Alnus rhombifolia Nutt.

White Alder
Betulaceae (Birch Family)


White alder is a fairy common riparian tree with smooth whitish to gray bark growing 30' to 100' tall.  The leaves are alternate, oblong-ovate, serrate-margined, rounded to acute-tipped, very prominently veined with the veins extending to the leaf margin, dark green above and lighter beneath, and from 1-1/2" to 4" long. They are on petioles to 1" long and are deciduous in the fall while still green.  The male catkins appear in the fall, generally 2-several per cluster, and flower early in the spring while the branches are all mostly leafless. They are scalelike and pendulous.  The female catkins develop into small, woody cones about 1/4" to 3/4" long.  White alder is usually found either singly or in small stands along permanent streams below 7000' in shaded canyons and in the lower mountains, and is the only member of the birch family likely to be found in Southern California.  These pictures were taken in Eaton Canyon in Altadena.

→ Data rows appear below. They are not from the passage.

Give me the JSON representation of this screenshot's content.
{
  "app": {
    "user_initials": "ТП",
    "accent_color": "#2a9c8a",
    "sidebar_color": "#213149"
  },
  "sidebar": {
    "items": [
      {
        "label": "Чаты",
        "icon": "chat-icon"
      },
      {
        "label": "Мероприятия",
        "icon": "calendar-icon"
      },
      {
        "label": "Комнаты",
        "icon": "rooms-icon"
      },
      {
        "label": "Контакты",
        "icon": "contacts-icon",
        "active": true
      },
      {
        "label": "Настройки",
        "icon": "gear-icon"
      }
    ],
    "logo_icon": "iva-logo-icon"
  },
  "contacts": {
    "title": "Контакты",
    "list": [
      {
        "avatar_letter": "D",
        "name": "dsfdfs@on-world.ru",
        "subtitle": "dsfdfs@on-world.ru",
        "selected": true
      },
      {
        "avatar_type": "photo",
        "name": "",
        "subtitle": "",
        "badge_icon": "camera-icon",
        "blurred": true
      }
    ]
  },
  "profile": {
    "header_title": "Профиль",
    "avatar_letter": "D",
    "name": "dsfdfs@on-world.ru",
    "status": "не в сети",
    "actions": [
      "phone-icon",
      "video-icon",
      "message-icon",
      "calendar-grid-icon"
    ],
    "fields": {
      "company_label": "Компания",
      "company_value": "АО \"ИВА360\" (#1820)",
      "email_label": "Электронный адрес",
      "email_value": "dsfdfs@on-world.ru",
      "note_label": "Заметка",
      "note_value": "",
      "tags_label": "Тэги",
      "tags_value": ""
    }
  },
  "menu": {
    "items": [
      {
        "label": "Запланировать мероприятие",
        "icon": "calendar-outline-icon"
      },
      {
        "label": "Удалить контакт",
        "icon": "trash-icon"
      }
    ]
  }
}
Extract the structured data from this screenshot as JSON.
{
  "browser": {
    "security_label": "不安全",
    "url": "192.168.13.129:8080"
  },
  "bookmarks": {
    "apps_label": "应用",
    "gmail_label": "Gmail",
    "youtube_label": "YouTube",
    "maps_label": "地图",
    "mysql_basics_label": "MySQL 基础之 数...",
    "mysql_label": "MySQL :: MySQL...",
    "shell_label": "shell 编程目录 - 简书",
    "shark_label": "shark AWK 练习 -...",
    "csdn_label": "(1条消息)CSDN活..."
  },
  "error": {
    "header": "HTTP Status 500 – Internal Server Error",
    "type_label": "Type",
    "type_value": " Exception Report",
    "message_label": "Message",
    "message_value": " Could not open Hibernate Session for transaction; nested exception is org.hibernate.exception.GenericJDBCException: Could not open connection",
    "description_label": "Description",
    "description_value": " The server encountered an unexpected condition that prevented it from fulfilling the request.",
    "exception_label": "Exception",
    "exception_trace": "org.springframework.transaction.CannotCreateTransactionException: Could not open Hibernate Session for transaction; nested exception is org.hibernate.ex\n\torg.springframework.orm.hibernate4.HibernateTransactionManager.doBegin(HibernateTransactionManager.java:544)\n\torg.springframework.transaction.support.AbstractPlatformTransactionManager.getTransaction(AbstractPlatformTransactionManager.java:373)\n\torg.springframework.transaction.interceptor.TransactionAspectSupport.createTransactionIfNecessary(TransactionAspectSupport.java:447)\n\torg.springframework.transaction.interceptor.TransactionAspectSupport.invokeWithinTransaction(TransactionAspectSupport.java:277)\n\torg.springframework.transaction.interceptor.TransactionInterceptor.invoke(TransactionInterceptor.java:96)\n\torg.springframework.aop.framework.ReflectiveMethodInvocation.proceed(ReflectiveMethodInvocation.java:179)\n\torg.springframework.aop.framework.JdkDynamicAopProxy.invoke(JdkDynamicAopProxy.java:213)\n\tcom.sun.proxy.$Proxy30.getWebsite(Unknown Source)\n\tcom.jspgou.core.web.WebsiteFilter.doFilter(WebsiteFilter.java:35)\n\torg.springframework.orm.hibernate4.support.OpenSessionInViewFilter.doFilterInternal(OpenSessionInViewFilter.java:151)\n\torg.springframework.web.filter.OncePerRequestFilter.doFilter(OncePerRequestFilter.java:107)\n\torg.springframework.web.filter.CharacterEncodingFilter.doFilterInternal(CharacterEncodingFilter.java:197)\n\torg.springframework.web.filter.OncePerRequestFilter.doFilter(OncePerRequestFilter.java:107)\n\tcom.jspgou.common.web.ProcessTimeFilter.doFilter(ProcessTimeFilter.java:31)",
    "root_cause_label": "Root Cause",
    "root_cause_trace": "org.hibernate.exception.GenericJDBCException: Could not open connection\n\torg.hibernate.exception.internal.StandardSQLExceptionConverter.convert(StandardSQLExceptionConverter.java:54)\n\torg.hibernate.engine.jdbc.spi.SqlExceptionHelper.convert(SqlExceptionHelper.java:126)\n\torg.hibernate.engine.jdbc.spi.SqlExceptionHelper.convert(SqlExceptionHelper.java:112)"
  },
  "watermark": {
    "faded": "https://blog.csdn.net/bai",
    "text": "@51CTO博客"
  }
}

Click here for Latin name derivations: 1) Alnus 2) rhombifolia.
Pronunciation: AL-nus rom-bi-FO-lee-a.
Click here for Botanical Term Meanings.






Return to Home Page